Tufin

Tufin

Tufin enables organizations to automate their security policy visibility, risk management, provisioning and compliance across their multi-vendor, hybrid environment.

Gamma

Gamma

Gamma provide a comprehensive range of next generation voice, data and mobile services including Managed Network Security and secure Mobile solutions.

Opengear

Opengear

Opengear designs, manufactures and delivers the most feature-rich, cost-effective, flexible solutions for secure remote infrastructure management. Wit

XBOSoft

XBOSoft

XBOSoft is a software QA and testing company. We cover the entire QA and testing life cycle including software and application security.

Apomatix

Apomatix

Apomatix is a platform that simplifies the complexity of cyber risk audit and management.

Nexcom International

Nexcom International

Nexcom operates six global businesses - IoT Automation, Intelligent Digital Security, Internet of Things, Intelligent Platform & Services, Mobile Computing Solutions, Network & Communications.

Swimlane

Swimlane

Swimlane is a leader in security automation and orchestration (SAO). Our platform empowers organizations to manage, respond and neutralize cyber threats with adaptability, efficiency and speed.

Cybersecurity Association of Maryland (CAMI)

Cybersecurity Association of Maryland (CAMI)

CAMI’s mission is to create a global cybersecurity marketplace in Maryland and generate thousands of high-pay jobs through the cybersecurity industry.

C2A Security

C2A Security

C2A Security offers a comprehensive suite of cyber security solutions for the automotive industry, providing in-vehicle end-to-end protection.

Marvell Technology Group

Marvell Technology Group

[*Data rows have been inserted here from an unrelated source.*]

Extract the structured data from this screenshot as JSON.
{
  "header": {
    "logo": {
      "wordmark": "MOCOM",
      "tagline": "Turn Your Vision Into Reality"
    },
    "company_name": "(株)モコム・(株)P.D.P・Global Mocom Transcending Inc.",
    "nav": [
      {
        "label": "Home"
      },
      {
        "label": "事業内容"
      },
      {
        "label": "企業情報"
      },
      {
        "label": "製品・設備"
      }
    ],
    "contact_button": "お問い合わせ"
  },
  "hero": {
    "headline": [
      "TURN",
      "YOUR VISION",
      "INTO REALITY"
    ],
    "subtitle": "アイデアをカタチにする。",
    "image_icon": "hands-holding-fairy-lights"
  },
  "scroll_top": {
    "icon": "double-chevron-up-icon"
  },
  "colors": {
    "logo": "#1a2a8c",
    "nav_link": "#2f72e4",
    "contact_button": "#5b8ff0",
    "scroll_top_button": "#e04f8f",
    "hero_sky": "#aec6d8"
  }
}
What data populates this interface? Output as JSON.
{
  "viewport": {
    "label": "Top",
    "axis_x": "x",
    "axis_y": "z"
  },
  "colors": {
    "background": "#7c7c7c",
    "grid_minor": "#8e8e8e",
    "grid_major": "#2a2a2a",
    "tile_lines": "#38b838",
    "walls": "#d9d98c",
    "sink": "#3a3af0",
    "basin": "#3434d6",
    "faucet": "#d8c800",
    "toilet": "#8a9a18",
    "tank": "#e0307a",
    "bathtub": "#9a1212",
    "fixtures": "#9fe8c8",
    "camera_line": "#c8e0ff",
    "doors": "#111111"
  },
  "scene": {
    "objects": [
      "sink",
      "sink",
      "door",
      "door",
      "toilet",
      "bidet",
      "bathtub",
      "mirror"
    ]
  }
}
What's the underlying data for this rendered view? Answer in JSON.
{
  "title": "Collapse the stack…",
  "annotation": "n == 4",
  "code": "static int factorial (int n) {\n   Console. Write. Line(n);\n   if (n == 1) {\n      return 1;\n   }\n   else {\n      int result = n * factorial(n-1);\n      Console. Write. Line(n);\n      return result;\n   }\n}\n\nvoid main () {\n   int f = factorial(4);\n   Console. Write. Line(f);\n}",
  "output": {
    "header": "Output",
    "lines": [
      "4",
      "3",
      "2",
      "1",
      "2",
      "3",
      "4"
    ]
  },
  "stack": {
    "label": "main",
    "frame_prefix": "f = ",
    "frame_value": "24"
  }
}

Marvell is a semiconductor company providing solutions for storage, processing, networking, security and connectivity.

ABS Group

ABS Group

ABS Group provides risk and reliability solutions and technical services that help clients confirm the safety, integrity and security of critical assets and operations.

ADGS

ADGS

ADGS is a deeptech company focused in the fields of Agent-Based simulations (Emergent Behavior), Cybersecurity and Biometrics, Social Dynamics, Natural Language Processing and Artificial Intelligence.

Center for Medical Device Cybersecurity (CMDC) - University of Minnesota

Center for Medical Device Cybersecurity (CMDC) - University of Minnesota

CMDC’s mission is to foster university-industry-government partnerships to assure that medical devices are safe and secure from cybersecurity threats.

American Technology Services (ATS)

American Technology Services (ATS)

American Technology Services provides unparalleled services in information technology to support small and mid-sized business. From top-level strategy, to managed services and infrastructure support.

GoTo

GoTo

At GoTo we help people and businesses to connect and collaborate simply and securely – from anywhere. We’re the trusted partner for companies of all sizes.